**WHAT YOU ARE ASKED TO DO**
Repeat every record below exactly as it appears.

**LISTED RECORDS**
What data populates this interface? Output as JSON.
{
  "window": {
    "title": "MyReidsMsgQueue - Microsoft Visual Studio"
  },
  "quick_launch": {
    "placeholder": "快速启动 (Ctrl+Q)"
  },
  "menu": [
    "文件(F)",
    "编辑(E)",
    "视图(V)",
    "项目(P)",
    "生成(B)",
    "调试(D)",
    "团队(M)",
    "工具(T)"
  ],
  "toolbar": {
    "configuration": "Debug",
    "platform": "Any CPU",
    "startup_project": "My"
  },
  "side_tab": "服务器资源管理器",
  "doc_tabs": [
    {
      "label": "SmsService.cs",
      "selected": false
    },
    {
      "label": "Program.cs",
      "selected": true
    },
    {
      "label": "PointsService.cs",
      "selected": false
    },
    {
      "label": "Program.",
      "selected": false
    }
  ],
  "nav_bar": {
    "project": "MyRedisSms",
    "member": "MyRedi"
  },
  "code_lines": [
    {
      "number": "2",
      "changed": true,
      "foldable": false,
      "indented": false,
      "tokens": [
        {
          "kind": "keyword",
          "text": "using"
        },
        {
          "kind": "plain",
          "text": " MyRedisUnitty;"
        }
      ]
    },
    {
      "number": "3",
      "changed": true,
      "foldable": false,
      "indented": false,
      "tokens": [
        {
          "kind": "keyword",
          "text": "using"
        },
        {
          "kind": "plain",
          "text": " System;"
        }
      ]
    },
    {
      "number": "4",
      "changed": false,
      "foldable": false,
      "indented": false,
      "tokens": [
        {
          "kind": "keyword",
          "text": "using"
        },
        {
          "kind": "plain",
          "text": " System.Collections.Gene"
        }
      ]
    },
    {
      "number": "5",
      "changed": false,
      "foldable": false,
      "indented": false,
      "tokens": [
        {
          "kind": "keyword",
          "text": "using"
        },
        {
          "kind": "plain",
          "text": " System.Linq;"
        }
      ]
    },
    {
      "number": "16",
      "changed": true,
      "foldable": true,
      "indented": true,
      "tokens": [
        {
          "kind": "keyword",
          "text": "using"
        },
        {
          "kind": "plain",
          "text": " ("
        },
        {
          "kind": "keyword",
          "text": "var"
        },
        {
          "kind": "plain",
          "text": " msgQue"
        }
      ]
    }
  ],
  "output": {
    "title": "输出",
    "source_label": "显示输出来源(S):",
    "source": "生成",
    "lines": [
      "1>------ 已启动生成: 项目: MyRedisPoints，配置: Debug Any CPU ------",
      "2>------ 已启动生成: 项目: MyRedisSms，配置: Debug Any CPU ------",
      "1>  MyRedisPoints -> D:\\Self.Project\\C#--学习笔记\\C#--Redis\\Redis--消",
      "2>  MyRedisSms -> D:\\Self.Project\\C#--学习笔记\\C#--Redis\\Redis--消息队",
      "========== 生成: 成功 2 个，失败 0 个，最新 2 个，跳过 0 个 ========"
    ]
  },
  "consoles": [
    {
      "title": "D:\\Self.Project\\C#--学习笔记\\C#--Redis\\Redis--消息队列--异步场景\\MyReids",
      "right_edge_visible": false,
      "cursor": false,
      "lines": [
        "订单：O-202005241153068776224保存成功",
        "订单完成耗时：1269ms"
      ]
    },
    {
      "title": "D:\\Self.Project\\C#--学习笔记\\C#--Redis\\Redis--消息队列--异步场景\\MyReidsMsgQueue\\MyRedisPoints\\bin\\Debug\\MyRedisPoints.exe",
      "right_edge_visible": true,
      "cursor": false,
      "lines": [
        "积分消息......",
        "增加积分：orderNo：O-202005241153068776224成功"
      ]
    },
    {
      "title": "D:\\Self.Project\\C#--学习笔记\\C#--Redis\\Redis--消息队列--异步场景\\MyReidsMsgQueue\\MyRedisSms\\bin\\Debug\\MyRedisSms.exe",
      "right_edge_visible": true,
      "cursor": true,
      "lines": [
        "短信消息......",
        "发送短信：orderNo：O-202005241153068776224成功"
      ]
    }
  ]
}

**RESULT OF THIS TASK**
What data populates this interface? Output as JSON.
{
  "window": {
    "title": "MyReidsMsgQueue - Microsoft Visual Studio"
  },
  "quick_launch": {
    "placeholder": "快速启动 (Ctrl+Q)"
  },
  "menu": [
    "文件(F)",
    "编辑(E)",
    "视图(V)",
    "项目(P)",
    "生成(B)",
    "调试(D)",
    "团队(M)",
    "工具(T)"
  ],
  "toolbar": {
    "configuration": "Debug",
    "platform": "Any CPU",
    "startup_project": "My"
  },
  "side_tab": "服务器资源管理器",
  "doc_tabs": [
    {
      "label": "SmsService.cs",
      "selected": false
    },
    {
      "label": "Program.cs",
      "selected": true
    },
    {
      "label": "PointsService.cs",
      "selected": false
    },
    {
      "label": "Program.",
      "selected": false
    }
  ],
  "nav_bar": {
    "project": "MyRedisSms",
    "member": "MyRedi"
  },
  "code_lines": [
    {
      "number": "2",
      "changed": true,
      "foldable": false,
      "indented": false,
      "tokens": [
        {
          "kind": "keyword",
          "text": "using"
        },
        {
          "kind": "plain",
          "text": " MyRedisUnitty;"
        }
      ]
    },
    {
      "number": "3",
      "changed": true,
      "foldable": false,
      "indented": false,
      "tokens": [
        {
          "kind": "keyword",
          "text": "using"
        },
        {
          "kind": "plain",
          "text": " System;"
        }
      ]
    },
    {
      "number": "4",
      "changed": false,
      "foldable": false,
      "indented": false,
      "tokens": [
        {
          "kind": "keyword",
          "text": "using"
        },
        {
          "kind": "plain",
          "text": " System.Collections.Gene"
        }
      ]
    },
    {
      "number": "5",
      "changed": false,
      "foldable": false,
      "indented": false,
      "tokens": [
        {
          "kind": "keyword",
          "text": "using"
        },
        {
          "kind": "plain",
          "text": " System.Linq;"
        }
      ]
    },
    {
      "number": "16",
      "changed": true,
      "foldable": true,
      "indented": true,
      "tokens": [
        {
          "kind": "keyword",
          "text": "using"
        },
        {
          "kind": "plain",
          "text": " ("
        },
        {
          "kind": "keyword",
          "text": "var"
        },
        {
          "kind": "plain",
          "text": " msgQue"
        }
      ]
    }
  ],
  "output": {
    "title": "输出",
    "source_label": "显示输出来源(S):",
    "source": "生成",
    "lines": [
      "1>------ 已启动生成: 项目: MyRedisPoints，配置: Debug Any CPU ------",
      "2>------ 已启动生成: 项目: MyRedisSms，配置: Debug Any CPU ------",
      "1>  MyRedisPoints -> D:\\Self.Project\\C#--学习笔记\\C#--Redis\\Redis--消",
      "2>  MyRedisSms -> D:\\Self.Project\\C#--学习笔记\\C#--Redis\\Redis--消息队",
      "========== 生成: 成功 2 个，失败 0 个，最新 2 个，跳过 0 个 ========"
    ]
  },
  "consoles": [
    {
      "title": "D:\\Self.Project\\C#--学习笔记\\C#--Redis\\Redis--消息队列--异步场景\\MyReids",
      "right_edge_visible": false,
      "cursor": false,
      "lines": [
        "订单：O-202005241153068776224保存成功",
        "订单完成耗时：1269ms"
      ]
    },
    {
      "title": "D:\\Self.Project\\C#--学习笔记\\C#--Redis\\Redis--消息队列--异步场景\\MyReidsMsgQueue\\MyRedisPoints\\bin\\Debug\\MyRedisPoints.exe",
      "right_edge_visible": true,
      "cursor": false,
      "lines": [
        "积分消息......",
        "增加积分：orderNo：O-202005241153068776224成功"
      ]
    },
    {
      "title": "D:\\Self.Project\\C#--学习笔记\\C#--Redis\\Redis--消息队列--异步场景\\MyReidsMsgQueue\\MyRedisSms\\bin\\Debug\\MyRedisSms.exe",
      "right_edge_visible": true,
      "cursor": true,
      "lines": [
        "短信消息......",
        "发送短信：orderNo：O-202005241153068776224成功"
      ]
    }
  ]
}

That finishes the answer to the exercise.